Not all these signs have Whitehall origins. There was the huge “30” board displayed on A30 near Sutton Scotney some time ago because they had strewn the surface with loose chippings —-what a way to treat the tax-paying motorist in AD 1960! And on the Bath road where it is being widened, some clown has erected giant notices proclaiming that modern motor vehicles must reduce their headlong pace to—you may find it hard to credit —5 mph! To respect this notice, which you can hardly plead you didn’t see, because it is gigantic, is to have heavy lorries leaning on your back bumper to emphasise that the drivers of these juggernauts regard you as a law-abiding sap.  Did the person who was permitted to spend our money erecting these silly signs try driving at 5mph? If he had he must surely have accepted that 30mph would have been safe round this open, if elevated, bend.

But there you are, we live in an age of signitis. It costs money, it distracts drivers, it brings frquently unwarrented summonses, but unless motorists and their semi-dormant organisations protest, and protest violently, it will spead to the detrement of the countryside and the pleasure to be derived from driving.
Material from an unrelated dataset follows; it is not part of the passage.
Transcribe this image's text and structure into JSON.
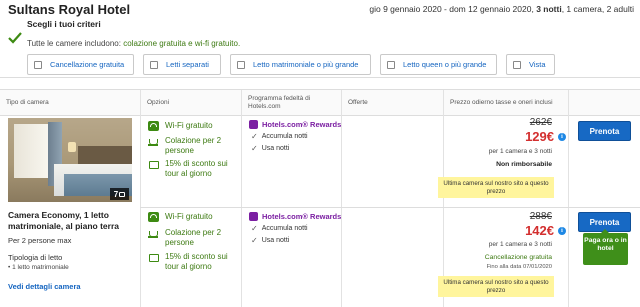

It is as illogical as testing 10 year old vehicles while letting rusty old bicycles,ragged, water-dripping contractors’ lorries go free. But then the M of T is not always logical. Take for one example the enormous and elaborate “Clearways” boards on the A30 near Egham, they cover a mere 23 miles of road, yet are prolific in quantity, even to the final “Clearways” notice within yards of a “Clearways cancelled” sign. And within yards of the opening of this particular clearway you will find a ‘bus stop with no pull-in provided. Another where the omnibuses are allowed to stop again on the roadway, on a bend … Presumably it would he too logical to require all main roads to be treated as clearways for their entire length …

Are ten-year-olds dangerous?

Considerable interest has arisen over figures published in Motor Sport last month in an Editorial which suggested that the forthcoming compulsory tests of cars made prior to 1950 may prove to have very little bearing on increasing road safety, especially when they are to be undertaken by private garages. We drew attention to the fect that in 1958, in which the 237,265 accidents in which the 7,490,000 vehicles in use were involved, Police analysis showed that a mere 7,481 were attributable to defects. I t now transpires that of these defective vehicles, only 2,033 were cars, pedal cycles contributing to 1,892 of these accidents. How therefore can the Minister of Transport leave bicycles out of his elaborate testing scheme ?

The Police analysis showed that of these car defects, tyres and wheels numbered 675, bad brakes 417, and worn-out steering 321. Police patrols can very easily spot defective tyres and wheels, so it looks as if the elaborate garage-tests are being instituted mainly to eliminate defests, which on the last official count count applied to 739 out of 7,490,000 vehicles, and that bicycles (and those tatty contractors’ lorries) be immune.

Incidently will the Labour Party fight the scheme when it realises how many workers rely on pre-1950 cars to get to and from work, and that conscientiously maintained cars will of 15s per annum merely to prove themselves roadworthy?